Our generation is fully obsessed with the trend of fastness. In the hectic daily routines in the world we live in, people prize convenience and handiness over the quality of the product. Because the finished product is so easily accessible for affordable prices, people express immediate disposition to go with the easy choice. The public is oblivious to the disguised reality behind the eyes of the customers – the sordid working conditions and unsafe ingredients involved in this process – or even neglect this reality. The same applies for the fashion district nowadays.
According to a fashion article written by Good On You, the contemporary term “fast fashion” defines inexpensive clothing produced rapidly by mass-market retailers in response to the latest trends. Since the 1980s, the invention of the sewing machine in the Industrial Revolution, fast fashion corporations have been dominating the garment industry with its low-cost fashion. Just to name a few, the popular shops include H&M, Zara, Forever 21, Ross, and TopShop.
The skyrocketing demand for cheap clothing with faster production time accompanies a huge negative consequence: a significant yet unrecognized human cost. The cheap human labor involved in the fast fashion industry shows many pitfalls. Fast fashion impacts garment workers, who have been investigated to work in dangerous environments for unjustifiably low wages without basic human rights.
A 2016 investigation conducted by UCLA Labor Center unequivocally revealed the derelict working conditions of garment workers. Its study showed: 72% of respondents stated that their workplaces were brimming with dust; 60% reported that excessive heat and dust accumulation was due to poor ventilation that rendered it difficult to work, and even to breathe; and 42% reported that exits and doors in their shops were regularly blocked. These workers labor under horrendous conditions and, what is worse still, the workers are being exploited and getting paid below the minimum wage.
Despite the entity of the state law demanding the minimum wage of $13.25, some of the garment workers report that they receive $5 an hour because they are paid not hourly but by piece rates. Even worse, many illegal sweatshops often cut and run without paying the workers.
Some may deem that cheap labor or the exploitation of workers is only an international problem prevalent in developing countries. However, there are still people working for low wages, long hours, and poor conditions in the heart of Los Angeles. The sweatshops in LA’s fashion district still remains as a teeming sweatshop industry.
The student interns of the K.W. Lee Center for Leadership, including myself, have been researching pressing issues facing the Los Angeles community in order to find viable options for a community project. What we have discovered is that many garment workers have undocumented immigration status, thus, making it hard for workers to report safety violations.
In order to speak up against the illegal sweatshops in Los Angeles, we have partnered with Los Angeles Garment Center to organize direct action movements and deliver delegation letters to Ross, one of the stores that exploit sweatshop workers.

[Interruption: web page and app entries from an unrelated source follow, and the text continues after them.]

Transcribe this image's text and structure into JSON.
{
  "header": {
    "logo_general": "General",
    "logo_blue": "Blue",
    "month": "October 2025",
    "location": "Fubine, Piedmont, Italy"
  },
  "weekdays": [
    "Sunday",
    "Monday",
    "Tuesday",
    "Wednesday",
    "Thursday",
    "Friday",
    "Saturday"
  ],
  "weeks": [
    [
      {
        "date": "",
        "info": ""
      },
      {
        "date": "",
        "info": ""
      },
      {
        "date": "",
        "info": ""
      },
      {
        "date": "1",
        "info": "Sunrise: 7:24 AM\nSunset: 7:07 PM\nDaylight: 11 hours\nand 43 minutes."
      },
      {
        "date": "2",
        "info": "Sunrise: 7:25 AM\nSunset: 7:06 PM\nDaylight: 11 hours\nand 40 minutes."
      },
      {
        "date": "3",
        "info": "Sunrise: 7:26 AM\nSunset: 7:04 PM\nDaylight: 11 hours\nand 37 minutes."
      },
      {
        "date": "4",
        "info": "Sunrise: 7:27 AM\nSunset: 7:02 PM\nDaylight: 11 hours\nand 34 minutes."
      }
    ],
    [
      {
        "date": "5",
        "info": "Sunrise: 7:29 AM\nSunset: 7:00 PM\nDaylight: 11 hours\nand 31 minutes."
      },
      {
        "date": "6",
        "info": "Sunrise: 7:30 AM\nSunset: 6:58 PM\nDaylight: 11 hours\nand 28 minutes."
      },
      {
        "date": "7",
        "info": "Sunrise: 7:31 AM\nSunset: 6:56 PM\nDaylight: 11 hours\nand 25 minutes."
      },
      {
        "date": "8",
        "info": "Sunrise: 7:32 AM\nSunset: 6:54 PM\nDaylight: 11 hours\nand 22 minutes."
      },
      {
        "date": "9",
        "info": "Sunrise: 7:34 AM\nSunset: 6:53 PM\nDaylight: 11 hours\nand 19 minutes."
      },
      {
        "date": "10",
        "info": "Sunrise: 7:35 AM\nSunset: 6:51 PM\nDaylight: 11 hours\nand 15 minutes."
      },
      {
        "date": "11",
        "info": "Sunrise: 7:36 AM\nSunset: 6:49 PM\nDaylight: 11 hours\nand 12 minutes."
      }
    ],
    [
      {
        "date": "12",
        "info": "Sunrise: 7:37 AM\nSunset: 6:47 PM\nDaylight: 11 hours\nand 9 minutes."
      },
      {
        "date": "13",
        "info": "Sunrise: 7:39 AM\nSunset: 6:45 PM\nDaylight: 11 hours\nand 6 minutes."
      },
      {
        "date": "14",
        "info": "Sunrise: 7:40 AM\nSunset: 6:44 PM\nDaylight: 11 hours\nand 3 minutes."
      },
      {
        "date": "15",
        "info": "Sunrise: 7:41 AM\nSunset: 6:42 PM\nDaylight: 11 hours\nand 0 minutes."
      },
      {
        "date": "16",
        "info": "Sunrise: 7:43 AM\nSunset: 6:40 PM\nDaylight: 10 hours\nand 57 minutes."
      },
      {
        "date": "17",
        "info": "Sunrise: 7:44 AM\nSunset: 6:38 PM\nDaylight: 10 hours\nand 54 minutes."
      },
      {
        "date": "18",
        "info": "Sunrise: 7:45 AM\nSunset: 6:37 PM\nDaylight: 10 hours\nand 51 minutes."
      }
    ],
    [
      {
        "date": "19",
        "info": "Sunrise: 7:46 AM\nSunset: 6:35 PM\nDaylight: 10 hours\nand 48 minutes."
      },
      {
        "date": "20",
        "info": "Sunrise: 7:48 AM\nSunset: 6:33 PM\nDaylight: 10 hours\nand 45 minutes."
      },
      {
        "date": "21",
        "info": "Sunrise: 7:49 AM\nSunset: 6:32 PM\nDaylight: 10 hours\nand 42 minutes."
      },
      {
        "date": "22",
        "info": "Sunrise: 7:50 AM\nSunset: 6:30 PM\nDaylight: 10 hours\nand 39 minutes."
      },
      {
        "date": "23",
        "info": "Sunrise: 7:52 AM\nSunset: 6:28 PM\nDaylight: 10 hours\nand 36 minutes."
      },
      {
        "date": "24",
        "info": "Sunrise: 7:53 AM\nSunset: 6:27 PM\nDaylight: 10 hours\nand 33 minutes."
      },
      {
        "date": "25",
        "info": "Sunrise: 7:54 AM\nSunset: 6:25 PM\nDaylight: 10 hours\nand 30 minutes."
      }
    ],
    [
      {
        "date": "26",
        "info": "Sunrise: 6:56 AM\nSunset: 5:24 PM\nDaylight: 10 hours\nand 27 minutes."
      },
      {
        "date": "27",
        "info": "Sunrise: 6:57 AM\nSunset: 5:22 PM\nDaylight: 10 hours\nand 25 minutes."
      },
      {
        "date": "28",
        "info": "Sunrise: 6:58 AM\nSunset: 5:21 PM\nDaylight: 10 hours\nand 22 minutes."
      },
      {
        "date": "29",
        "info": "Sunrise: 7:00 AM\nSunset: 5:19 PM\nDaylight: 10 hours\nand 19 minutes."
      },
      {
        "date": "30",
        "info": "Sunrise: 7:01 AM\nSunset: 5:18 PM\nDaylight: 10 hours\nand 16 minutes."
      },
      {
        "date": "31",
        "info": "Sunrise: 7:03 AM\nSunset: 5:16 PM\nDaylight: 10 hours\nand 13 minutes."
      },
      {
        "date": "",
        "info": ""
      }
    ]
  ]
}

It is time for us to shine the light on the underpaid workers constituting the facade of the popular fast fashion industry. So, tomorrow morning when you’re putting your clothes on for the day, why not remember and appreciate the garment workers’ efforts from behind the scenes?
Goeun Lee, Grade 10
Larchmont Charter School